  12. We all could guess blindly. The best thing to do would be to call your lawyer or the court clerk. Only someone familiar with the online system in the county where your case is pending will have any real insight into this. I'm not sure what "take her back to court" means in this context. If you have a court order that requires your ex to provide this information and she is not providing it, then your recourse is to seek to have her held in contempt. Sounds like you need to give some serious consideration to getting a new lawyer. Perhaps start by scheduling an in-person meeting so you can discuss your concerns.
  13. Since you've provided us with almost no relevant facts or circumstances, we have no way of know. Certainly, she would have to show some unique facts in order to obtain a guardianship of an adult child. What she would have to show specifically depends on the laws of your unidentified state and the reason(s) why she might seek to do this. I assume "we" refers to you and your mother. Correct? Ummm...seriously? You're an adult. You're free to walk wherever you want, whenever you want. She's not going to get a guardianship over another adult for the reason you mentioned no matter how many doctors "support" it. That you're also bipolar doesn't change that. Unless there are a lot of incidents of the sort you described that have resulted in dangerous situations, this is a non-starter.

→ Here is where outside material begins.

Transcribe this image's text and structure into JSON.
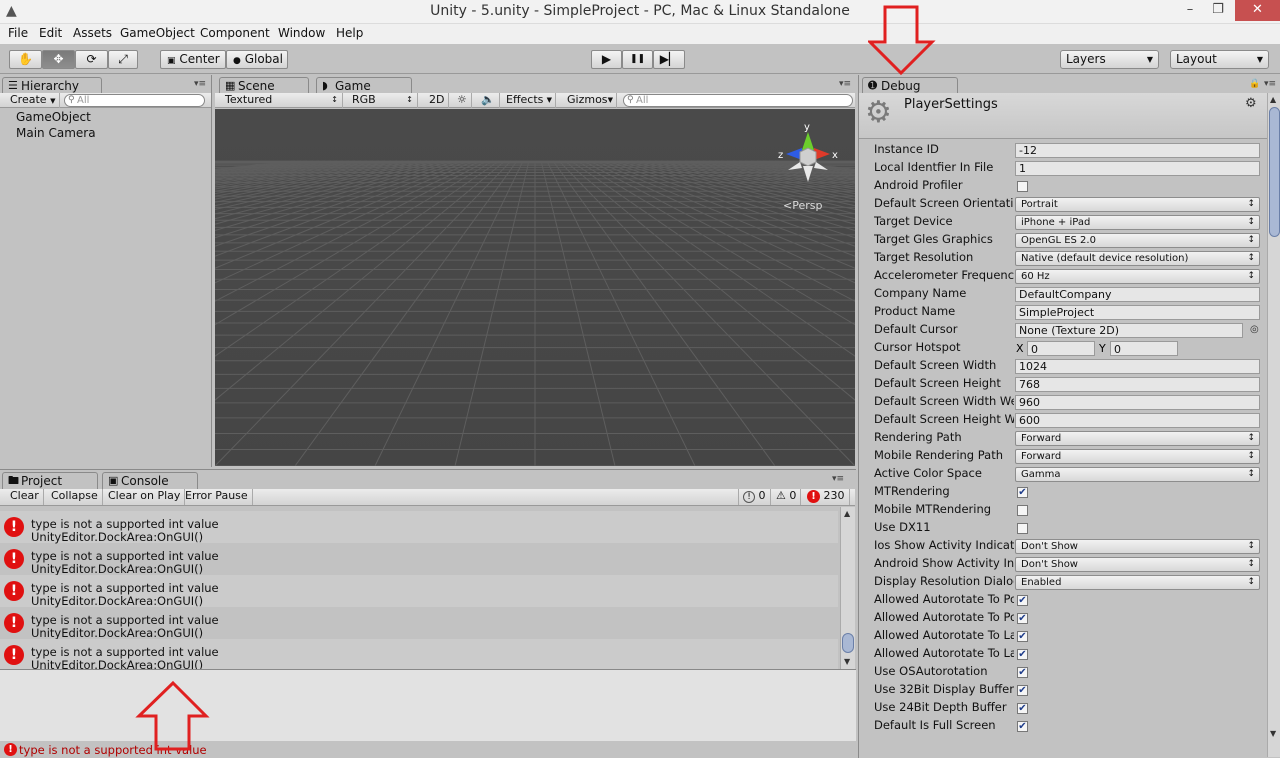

  14. If they own undivided interests, then the statement that "each owns 100 acres" isn't correct. That's what "undivided" means in this context. The reference to "his property" doesn't entirely make sense given your reference to the two owners holding undivided interests (see my question above). Also, the probate court might order property to be sold or the sale of property may be necessary because of the probate process, but the court would never sell anyone's property itself. Whether the sale of any portion of the property that is the subject of this discussion might become necessary isn't something we can answer without a lot more information. I'm not sure what you mean by "status of his property." Nor is it clear why you think it matters if the owner dies with or without a will. Since you've told us that the two owners own the property as tenants in common, when one of the owners dies, his interest in the property will become part of his estate (whether or not he has a will). What happens after that is impossible to predict. The process of administering an estate generally looks like this: (1) the executor/administrator/personal representative (I'll use "executor" going forward) of the estate gets appointed; (2) the executor identifies and takes control of assets of the estate; (3) the executor identifies estate debt; (4) the executor liquidates estate assets to the extent necessary to pay estate debt; and (4) the executor distributes anything that's left to the beneficiaries identified in the will or the heir(s) under the law of intestate succession (i.e., the law that says who gets what when a person dies without a will). No reason why it should, but we obviously haven't read the lease and are dealing with an incomplete hypothetical. Again, no reason why the death of one owner should have any impact on the surviving owner receiving his lease payment. Of course, again, we haven't read the lease or any other relevant documents.
  15. In any future posts, please use normal fonts -- i.e., don't write everything in bold-italics. Those things are for emphasis and make it hard to read what you write when used for the whole thing. Take photos with your phone before submitting. Make a wage claim with the Department of Industrial Relations. Note that, because you waited so long, you might not be able to go back the full three years that you mentioned. It's also hard to understand remaining in a job for so long when this sort of thing is happening.